# ACTION ITEM
Needed from the data below: all lines that contain the word "component".

### AVAILABLE DATA

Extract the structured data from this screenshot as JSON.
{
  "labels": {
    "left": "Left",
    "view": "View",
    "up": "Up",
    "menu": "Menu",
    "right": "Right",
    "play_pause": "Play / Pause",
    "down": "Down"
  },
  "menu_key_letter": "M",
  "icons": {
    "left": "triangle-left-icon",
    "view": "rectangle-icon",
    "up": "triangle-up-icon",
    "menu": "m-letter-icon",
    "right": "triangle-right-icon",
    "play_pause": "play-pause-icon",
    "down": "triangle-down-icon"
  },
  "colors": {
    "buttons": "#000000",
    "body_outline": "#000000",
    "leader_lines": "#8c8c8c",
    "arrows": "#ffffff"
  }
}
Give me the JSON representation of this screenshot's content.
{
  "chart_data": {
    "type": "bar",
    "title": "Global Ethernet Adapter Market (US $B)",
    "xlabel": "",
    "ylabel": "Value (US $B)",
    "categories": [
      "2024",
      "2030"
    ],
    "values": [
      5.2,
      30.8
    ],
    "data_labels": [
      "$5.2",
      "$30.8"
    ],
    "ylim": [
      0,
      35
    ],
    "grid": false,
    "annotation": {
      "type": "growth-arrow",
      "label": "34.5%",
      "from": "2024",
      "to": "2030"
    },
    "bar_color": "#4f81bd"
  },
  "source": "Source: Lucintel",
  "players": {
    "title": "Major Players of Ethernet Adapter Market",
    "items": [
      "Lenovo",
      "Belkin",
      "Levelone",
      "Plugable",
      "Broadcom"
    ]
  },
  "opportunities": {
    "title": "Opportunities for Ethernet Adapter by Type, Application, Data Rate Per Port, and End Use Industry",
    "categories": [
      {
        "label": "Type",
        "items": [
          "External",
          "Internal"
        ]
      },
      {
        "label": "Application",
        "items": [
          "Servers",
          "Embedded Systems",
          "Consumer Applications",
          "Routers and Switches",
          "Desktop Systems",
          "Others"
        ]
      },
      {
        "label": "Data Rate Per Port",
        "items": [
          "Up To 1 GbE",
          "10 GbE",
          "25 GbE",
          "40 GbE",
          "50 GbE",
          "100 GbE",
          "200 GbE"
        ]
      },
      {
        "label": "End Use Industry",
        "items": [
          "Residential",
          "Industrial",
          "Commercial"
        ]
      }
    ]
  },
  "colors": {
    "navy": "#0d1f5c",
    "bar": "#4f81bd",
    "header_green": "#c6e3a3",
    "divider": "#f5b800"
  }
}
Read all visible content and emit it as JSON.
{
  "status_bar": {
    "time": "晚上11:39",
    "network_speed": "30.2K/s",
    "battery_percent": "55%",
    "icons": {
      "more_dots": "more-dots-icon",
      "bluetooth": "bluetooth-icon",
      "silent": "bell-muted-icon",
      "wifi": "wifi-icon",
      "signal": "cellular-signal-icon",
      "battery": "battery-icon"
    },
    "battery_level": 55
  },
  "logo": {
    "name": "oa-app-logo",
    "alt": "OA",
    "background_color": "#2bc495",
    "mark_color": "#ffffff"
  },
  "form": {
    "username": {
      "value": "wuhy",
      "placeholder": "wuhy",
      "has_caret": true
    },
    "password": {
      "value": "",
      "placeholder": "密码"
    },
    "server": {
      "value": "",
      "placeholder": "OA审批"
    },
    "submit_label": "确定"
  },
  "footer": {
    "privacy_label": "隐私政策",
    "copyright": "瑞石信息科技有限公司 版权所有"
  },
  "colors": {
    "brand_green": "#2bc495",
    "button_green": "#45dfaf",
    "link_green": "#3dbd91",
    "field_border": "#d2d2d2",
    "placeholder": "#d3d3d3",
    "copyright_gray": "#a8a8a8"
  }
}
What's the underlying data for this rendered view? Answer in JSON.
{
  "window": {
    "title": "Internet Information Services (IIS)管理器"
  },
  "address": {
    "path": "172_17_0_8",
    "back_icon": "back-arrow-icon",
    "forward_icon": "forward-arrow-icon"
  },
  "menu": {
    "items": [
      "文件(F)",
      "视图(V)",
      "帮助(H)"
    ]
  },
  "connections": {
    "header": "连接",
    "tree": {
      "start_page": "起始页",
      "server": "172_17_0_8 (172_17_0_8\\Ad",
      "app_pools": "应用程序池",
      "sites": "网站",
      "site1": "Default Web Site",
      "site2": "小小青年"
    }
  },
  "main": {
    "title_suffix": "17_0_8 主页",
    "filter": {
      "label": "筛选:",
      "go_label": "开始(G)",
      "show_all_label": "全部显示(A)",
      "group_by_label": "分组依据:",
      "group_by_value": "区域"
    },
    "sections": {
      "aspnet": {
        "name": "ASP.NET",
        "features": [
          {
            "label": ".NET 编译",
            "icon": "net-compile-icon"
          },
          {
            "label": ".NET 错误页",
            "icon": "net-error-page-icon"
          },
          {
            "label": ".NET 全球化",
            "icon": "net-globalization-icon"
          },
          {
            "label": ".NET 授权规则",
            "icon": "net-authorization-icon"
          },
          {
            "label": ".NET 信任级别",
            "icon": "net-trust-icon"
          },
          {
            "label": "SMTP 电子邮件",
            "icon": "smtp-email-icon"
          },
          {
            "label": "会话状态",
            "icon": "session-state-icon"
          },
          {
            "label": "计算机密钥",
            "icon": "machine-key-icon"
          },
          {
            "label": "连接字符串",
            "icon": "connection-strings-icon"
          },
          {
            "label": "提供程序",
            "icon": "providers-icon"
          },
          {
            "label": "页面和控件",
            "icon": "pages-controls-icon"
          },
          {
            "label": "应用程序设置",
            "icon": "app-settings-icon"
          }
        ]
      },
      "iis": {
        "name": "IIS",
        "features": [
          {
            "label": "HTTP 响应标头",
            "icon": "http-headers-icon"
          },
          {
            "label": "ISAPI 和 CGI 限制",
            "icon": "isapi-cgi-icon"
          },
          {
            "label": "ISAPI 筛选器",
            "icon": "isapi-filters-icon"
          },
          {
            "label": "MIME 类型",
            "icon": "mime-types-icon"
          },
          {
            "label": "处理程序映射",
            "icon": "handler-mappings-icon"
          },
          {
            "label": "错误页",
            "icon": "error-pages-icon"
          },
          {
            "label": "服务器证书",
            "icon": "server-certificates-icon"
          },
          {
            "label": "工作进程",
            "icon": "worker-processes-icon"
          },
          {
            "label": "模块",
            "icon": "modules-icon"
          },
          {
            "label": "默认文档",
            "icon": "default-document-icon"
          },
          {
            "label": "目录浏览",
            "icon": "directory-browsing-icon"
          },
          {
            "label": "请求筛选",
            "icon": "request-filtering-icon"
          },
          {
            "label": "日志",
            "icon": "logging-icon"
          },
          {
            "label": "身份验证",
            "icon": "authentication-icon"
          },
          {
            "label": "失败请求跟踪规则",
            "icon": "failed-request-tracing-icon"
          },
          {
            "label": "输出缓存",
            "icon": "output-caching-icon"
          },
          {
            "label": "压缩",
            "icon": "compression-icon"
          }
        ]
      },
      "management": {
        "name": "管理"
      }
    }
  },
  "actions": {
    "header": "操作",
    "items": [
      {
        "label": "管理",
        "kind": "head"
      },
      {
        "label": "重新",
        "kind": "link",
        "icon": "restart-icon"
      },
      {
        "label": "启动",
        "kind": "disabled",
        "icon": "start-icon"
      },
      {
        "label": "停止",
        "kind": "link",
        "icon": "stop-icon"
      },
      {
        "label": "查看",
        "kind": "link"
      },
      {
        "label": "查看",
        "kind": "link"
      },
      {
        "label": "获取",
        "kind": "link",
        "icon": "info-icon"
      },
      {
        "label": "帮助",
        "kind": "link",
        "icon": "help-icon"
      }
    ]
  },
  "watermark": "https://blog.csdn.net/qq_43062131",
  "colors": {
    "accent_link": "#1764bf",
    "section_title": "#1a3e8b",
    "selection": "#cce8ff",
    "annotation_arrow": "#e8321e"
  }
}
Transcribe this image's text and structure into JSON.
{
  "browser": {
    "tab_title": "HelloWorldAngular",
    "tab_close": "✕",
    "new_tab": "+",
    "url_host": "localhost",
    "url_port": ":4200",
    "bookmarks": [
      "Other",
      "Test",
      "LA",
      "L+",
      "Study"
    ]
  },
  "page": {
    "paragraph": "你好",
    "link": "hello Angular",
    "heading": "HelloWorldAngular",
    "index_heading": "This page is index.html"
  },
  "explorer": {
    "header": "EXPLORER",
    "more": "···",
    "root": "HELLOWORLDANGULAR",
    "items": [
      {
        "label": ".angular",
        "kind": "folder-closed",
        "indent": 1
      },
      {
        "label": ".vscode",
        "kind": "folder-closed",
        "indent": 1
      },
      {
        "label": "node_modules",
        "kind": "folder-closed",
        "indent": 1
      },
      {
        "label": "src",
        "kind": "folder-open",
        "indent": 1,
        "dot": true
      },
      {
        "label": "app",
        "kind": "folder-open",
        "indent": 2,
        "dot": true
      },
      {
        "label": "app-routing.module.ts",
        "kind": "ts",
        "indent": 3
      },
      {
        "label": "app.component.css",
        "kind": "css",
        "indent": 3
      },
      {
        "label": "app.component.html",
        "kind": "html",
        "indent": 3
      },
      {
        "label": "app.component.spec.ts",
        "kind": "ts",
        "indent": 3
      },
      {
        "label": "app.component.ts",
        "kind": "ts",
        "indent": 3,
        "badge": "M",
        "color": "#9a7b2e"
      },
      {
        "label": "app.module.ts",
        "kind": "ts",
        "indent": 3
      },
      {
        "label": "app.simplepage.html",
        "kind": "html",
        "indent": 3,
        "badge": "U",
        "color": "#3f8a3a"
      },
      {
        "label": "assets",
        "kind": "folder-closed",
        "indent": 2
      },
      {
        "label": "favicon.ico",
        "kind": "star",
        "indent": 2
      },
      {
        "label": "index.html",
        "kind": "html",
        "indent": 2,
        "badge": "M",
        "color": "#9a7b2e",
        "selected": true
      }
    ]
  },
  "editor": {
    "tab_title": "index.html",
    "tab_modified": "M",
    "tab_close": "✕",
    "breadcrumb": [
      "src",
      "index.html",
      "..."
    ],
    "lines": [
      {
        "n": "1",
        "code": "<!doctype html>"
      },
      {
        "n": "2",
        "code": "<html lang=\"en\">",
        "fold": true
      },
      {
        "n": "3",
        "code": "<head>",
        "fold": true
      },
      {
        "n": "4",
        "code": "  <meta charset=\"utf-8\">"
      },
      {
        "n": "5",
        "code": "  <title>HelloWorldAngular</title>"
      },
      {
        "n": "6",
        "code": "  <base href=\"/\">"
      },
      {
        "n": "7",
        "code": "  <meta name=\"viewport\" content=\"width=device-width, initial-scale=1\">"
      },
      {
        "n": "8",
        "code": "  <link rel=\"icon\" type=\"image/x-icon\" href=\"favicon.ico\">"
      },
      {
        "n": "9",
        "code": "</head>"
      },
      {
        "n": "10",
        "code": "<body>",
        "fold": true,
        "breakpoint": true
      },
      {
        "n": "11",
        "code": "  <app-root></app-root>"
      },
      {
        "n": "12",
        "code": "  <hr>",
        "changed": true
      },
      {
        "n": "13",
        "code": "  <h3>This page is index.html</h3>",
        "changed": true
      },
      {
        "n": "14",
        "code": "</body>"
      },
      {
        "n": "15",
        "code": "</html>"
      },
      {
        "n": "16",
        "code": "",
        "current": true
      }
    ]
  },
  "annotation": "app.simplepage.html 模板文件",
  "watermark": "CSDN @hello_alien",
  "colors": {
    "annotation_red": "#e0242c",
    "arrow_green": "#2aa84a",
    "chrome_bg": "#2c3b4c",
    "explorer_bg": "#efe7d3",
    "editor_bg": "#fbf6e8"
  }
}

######

# ANSWER FOR THE TASK
        "label": "app.component.css",
        "label": "app.component.html",
        "label": "app.component.spec.ts",
        "label": "app.component.ts",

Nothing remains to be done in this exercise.